### Exercise
Every line containing the string "Outro" is to be copied from the records.

[Items from an interface collection]
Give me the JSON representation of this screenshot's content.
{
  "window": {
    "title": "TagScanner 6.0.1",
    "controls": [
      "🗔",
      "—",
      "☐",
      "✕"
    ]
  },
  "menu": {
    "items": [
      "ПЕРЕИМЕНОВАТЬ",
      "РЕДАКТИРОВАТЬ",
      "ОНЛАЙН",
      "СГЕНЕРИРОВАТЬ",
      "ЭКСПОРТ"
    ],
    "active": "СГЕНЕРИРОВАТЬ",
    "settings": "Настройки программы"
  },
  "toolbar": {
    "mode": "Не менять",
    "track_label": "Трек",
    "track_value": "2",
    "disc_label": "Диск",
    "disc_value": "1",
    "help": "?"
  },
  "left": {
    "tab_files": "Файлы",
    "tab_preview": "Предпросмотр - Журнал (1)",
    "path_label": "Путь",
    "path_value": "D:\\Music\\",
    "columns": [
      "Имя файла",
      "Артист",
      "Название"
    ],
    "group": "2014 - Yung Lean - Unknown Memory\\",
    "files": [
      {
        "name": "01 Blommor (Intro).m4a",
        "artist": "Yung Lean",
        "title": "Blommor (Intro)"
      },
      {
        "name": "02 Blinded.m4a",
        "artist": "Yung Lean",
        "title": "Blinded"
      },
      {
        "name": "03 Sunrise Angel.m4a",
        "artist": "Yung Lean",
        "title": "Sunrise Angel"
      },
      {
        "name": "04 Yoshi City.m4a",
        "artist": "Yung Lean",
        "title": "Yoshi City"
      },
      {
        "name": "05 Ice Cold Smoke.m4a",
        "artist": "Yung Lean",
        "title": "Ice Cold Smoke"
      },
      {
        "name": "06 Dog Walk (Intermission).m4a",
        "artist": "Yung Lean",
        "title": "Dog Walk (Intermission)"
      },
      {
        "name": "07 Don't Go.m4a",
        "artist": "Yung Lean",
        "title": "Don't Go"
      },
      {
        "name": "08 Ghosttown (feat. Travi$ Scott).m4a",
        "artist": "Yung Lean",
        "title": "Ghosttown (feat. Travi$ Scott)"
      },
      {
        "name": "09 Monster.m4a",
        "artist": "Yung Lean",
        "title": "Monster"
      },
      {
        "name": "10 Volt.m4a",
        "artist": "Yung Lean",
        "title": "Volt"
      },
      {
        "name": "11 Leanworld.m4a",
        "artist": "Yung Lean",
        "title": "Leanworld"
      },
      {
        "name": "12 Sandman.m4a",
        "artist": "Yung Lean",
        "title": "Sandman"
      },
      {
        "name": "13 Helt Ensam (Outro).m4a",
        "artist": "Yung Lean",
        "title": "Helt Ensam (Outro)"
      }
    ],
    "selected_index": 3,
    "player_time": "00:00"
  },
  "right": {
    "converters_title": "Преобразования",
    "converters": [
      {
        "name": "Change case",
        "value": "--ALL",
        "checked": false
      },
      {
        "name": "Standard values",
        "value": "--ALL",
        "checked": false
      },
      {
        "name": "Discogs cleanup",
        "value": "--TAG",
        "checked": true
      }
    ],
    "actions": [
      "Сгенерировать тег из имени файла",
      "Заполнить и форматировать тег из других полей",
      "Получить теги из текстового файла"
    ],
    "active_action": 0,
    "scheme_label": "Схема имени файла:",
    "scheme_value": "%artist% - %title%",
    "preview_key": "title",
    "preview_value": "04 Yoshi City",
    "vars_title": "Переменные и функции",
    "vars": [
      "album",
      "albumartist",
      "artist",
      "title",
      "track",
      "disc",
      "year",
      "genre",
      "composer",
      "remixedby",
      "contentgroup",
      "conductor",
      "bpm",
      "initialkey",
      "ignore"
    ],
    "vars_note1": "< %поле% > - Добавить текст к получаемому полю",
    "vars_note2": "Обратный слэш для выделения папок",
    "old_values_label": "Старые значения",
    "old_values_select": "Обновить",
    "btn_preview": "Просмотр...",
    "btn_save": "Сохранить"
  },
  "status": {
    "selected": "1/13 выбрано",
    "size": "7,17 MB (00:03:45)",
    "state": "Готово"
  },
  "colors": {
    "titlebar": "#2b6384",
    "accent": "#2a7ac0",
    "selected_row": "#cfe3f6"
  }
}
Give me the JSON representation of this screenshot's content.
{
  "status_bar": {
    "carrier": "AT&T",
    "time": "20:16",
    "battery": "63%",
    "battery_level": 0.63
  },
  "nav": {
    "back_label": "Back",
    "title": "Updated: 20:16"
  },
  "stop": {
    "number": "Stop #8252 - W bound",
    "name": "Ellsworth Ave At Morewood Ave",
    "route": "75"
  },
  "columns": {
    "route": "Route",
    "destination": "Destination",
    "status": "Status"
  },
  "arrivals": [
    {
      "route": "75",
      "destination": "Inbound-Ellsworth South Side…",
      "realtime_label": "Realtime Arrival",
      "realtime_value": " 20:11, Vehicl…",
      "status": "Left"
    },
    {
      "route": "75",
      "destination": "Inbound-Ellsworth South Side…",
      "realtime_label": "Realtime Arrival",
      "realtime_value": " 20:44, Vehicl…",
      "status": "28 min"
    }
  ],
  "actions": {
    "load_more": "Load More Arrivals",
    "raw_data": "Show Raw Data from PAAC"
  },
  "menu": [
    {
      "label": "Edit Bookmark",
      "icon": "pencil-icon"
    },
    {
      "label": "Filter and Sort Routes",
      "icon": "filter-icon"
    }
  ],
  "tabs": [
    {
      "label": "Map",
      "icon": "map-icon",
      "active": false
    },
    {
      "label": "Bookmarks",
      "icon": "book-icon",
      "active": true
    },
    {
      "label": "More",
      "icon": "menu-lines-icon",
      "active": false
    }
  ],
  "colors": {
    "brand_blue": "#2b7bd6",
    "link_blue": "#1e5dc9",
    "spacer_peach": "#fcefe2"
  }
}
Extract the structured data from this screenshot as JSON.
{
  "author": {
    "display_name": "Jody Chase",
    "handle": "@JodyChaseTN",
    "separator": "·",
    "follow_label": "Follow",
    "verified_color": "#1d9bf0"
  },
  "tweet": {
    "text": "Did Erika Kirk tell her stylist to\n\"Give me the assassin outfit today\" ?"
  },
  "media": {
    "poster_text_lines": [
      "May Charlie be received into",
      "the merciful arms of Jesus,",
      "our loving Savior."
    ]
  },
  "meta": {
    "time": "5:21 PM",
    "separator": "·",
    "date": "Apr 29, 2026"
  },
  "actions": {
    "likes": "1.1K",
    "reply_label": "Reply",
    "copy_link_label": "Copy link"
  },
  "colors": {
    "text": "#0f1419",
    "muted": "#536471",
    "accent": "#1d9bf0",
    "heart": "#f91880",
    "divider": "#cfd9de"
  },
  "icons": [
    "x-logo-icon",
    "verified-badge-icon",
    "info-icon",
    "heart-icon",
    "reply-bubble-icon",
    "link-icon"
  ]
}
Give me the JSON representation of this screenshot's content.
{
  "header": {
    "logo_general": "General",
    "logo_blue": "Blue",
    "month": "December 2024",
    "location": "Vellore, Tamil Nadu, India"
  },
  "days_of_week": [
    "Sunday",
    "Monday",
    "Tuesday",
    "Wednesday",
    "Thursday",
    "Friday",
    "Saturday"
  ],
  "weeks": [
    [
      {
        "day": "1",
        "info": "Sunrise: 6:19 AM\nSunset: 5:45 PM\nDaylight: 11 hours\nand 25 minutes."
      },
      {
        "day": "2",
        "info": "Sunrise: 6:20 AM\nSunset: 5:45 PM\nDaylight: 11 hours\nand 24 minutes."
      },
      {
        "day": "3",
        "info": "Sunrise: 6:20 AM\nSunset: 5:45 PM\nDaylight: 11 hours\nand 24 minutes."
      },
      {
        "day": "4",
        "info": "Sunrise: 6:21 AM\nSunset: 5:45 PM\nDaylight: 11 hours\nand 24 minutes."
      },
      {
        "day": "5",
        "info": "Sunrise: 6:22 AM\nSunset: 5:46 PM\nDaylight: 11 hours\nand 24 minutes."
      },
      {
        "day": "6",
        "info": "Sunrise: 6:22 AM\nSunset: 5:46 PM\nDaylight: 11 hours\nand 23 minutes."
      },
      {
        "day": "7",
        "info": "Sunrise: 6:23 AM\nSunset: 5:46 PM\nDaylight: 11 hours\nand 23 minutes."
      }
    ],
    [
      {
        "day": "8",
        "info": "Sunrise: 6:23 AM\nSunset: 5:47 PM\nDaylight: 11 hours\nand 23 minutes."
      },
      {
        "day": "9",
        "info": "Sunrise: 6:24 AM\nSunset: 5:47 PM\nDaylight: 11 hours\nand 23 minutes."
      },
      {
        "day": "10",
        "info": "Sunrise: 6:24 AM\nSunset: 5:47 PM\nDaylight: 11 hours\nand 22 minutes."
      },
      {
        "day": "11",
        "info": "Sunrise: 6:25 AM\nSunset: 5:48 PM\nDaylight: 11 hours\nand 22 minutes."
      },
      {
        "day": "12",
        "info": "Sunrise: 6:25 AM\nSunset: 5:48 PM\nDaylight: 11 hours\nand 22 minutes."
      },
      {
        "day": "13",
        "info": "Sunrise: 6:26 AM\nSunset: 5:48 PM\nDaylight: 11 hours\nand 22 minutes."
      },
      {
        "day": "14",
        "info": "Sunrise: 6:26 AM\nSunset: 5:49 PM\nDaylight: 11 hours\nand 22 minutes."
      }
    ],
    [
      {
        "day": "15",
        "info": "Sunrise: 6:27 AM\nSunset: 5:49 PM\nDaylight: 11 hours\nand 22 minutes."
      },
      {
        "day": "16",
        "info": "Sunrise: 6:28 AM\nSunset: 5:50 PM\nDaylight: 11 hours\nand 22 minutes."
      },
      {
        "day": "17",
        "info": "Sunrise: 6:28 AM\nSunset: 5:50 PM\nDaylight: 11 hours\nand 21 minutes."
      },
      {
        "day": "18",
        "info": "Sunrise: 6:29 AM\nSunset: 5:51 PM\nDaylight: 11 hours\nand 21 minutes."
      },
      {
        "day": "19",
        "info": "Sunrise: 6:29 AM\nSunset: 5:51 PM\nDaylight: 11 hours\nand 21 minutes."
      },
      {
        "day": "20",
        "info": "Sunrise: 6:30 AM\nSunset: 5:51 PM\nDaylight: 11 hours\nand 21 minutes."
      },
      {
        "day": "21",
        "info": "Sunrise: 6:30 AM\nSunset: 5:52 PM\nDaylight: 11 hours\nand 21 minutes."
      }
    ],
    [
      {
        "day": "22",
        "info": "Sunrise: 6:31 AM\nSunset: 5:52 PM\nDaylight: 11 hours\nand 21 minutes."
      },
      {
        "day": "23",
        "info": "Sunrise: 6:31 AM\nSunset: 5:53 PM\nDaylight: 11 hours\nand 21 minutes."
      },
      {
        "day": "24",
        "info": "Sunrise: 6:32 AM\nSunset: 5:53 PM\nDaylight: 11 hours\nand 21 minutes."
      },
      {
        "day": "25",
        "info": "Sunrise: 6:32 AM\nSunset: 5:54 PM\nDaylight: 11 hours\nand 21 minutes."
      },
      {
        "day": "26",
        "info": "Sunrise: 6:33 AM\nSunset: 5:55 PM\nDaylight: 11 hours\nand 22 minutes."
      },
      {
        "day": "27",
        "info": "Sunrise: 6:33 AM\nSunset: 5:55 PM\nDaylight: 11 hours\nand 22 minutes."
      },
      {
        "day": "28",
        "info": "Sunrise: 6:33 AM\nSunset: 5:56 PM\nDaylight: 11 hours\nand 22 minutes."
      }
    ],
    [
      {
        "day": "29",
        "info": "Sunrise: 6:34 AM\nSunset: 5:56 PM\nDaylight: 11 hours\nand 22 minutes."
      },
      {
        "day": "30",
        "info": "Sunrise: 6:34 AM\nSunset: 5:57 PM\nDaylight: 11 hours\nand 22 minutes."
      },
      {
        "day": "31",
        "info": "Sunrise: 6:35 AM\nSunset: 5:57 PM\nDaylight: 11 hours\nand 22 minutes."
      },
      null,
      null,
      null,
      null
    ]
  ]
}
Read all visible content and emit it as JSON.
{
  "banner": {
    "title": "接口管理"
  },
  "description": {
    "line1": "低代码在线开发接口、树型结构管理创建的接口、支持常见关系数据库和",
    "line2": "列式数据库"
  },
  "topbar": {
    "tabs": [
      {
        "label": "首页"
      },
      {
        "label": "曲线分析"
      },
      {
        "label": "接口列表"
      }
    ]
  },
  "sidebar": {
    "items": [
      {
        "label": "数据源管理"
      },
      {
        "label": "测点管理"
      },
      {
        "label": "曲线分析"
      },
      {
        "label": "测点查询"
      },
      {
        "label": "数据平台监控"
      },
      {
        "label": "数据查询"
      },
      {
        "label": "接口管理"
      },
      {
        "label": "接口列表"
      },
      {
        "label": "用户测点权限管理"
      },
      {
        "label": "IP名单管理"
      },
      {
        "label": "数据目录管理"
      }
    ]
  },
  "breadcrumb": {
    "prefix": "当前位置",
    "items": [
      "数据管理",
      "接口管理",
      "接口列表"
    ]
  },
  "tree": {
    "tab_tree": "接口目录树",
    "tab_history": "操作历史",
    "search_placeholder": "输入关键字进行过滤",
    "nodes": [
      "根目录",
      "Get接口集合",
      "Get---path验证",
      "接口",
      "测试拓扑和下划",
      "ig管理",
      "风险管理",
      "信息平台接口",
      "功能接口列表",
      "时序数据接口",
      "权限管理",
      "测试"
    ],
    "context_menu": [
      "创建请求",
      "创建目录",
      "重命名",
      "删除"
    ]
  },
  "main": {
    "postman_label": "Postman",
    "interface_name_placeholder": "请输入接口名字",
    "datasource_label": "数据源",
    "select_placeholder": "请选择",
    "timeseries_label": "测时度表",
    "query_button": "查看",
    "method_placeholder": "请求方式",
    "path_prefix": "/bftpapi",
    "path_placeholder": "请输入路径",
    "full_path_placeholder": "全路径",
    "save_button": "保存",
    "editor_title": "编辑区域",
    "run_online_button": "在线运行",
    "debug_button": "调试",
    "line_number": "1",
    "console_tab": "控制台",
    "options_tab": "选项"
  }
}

### Solution to this exercise
        "name": "13 Helt Ensam (Outro).m4a",
        "title": "Helt Ensam (Outro)"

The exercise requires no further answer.